**Stored records:**
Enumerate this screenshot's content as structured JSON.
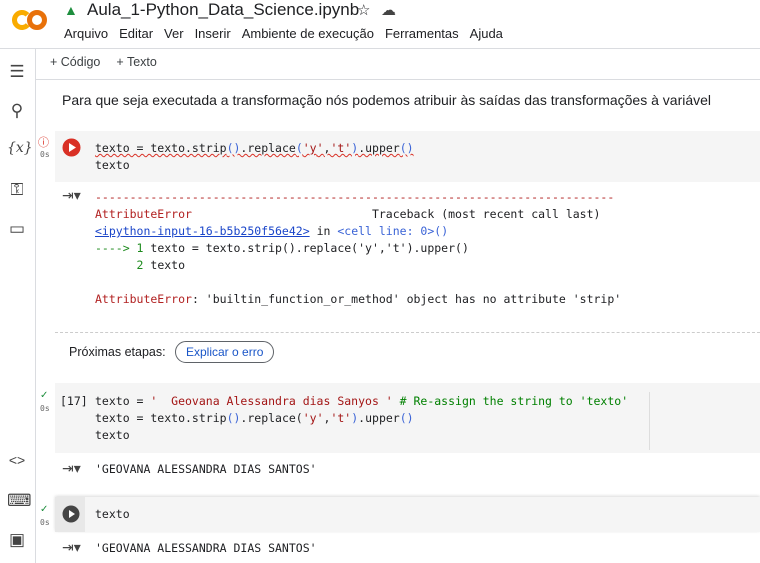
{
  "header": {
    "title": "Aula_1-Python_Data_Science.ipynb",
    "menu": [
      "Arquivo",
      "Editar",
      "Ver",
      "Inserir",
      "Ambiente de execução",
      "Ferramentas",
      "Ajuda"
    ]
  },
  "toolbar": {
    "add_code": "+ Código",
    "add_text": "+ Texto"
  },
  "markdown": "Para que seja executada a transformação nós podemos atribuir às saídas das transformações à variável",
  "cell1": {
    "time": "0s",
    "code_line1_parts": [
      "texto = texto.strip",
      "()",
      ".replace",
      "(",
      "'y'",
      ",",
      "'t'",
      ")",
      ".upper",
      "()"
    ],
    "code_line2": "texto",
    "output": {
      "dashes": "---------------------------------------------------------------------------",
      "error_name": "AttributeError",
      "traceback": "Traceback (most recent call last)",
      "link": "<ipython-input-16-b5b250f56e42>",
      "in": " in ",
      "cell_line": "<cell line: 0>",
      "parens": "()",
      "arrow": "----> 1",
      "line1": " texto = texto.strip().replace('y','t').upper()",
      "num2": "      2",
      "line2": " texto",
      "final_name": "AttributeError",
      "final_msg": ": 'builtin_function_or_method' object has no attribute 'strip'"
    }
  },
  "next_steps": {
    "label": "Próximas etapas:",
    "button": "Explicar o erro"
  },
  "cell2": {
    "exec_count": "[17]",
    "time": "0s",
    "l1a": "texto = ",
    "l1s": "'  Geovana Alessandra dias Sanyos '",
    "l1c": " # Re-assign the string to 'texto'",
    "l2a": "texto = texto.strip",
    "l2b": "()",
    "l2c": ".replace(",
    "l2d": "'y'",
    "l2e": ",",
    "l2f": "'t'",
    "l2g": ")",
    ".upper": ".upper",
    "l2h": "()",
    "l3": "texto",
    "output": "'GEOVANA ALESSANDRA DIAS SANTOS'"
  },
  "cell3": {
    "time": "0s",
    "code": "texto",
    "output": "'GEOVANA ALESSANDRA DIAS SANTOS'"
  },
  "colors": {
    "colab_orange": "#f9ab00",
    "error_red": "#d93025",
    "link_blue": "#1a45c9"
  }
}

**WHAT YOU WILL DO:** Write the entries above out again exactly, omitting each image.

**ANSWER SECTION:**
Enumerate this screenshot's content as structured JSON.
{
  "header": {
    "title": "Aula_1-Python_Data_Science.ipynb",
    "menu": [
      "Arquivo",
      "Editar",
      "Ver",
      "Inserir",
      "Ambiente de execução",
      "Ferramentas",
      "Ajuda"
    ]
  },
  "toolbar": {
    "add_code": "+ Código",
    "add_text": "+ Texto"
  },
  "markdown": "Para que seja executada a transformação nós podemos atribuir às saídas das transformações à variável",
  "cell1": {
    "time": "0s",
    "code_line1_parts": [
      "texto = texto.strip",
      "()",
      ".replace",
      "(",
      "'y'",
      ",",
      "'t'",
      ")",
      ".upper",
      "()"
    ],
    "code_line2": "texto",
    "output": {
      "dashes": "---------------------------------------------------------------------------",
      "error_name": "AttributeError",
      "traceback": "Traceback (most recent call last)",
      "link": "<ipython-input-16-b5b250f56e42>",
      "in": " in ",
      "cell_line": "<cell line: 0>",
      "parens": "()",
      "arrow": "----> 1",
      "line1": " texto = texto.strip().replace('y','t').upper()",
      "num2": "      2",
      "line2": " texto",
      "final_name": "AttributeError",
      "final_msg": ": 'builtin_function_or_method' object has no attribute 'strip'"
    }
  },
  "next_steps": {
    "label": "Próximas etapas:",
    "button": "Explicar o erro"
  },
  "cell2": {
    "exec_count": "[17]",
    "time": "0s",
    "l1a": "texto = ",
    "l1s": "'  Geovana Alessandra dias Sanyos '",
    "l1c": " # Re-assign the string to 'texto'",
    "l2a": "texto = texto.strip",
    "l2b": "()",
    "l2c": ".replace(",
    "l2d": "'y'",
    "l2e": ",",
    "l2f": "'t'",
    "l2g": ")",
    ".upper": ".upper",
    "l2h": "()",
    "l3": "texto",
    "output": "'GEOVANA ALESSANDRA DIAS SANTOS'"
  },
  "cell3": {
    "time": "0s",
    "code": "texto",
    "output": "'GEOVANA ALESSANDRA DIAS SANTOS'"
  },
  "colors": {
    "colab_orange": "#f9ab00",
    "error_red": "#d93025",
    "link_blue": "#1a45c9"
  }
}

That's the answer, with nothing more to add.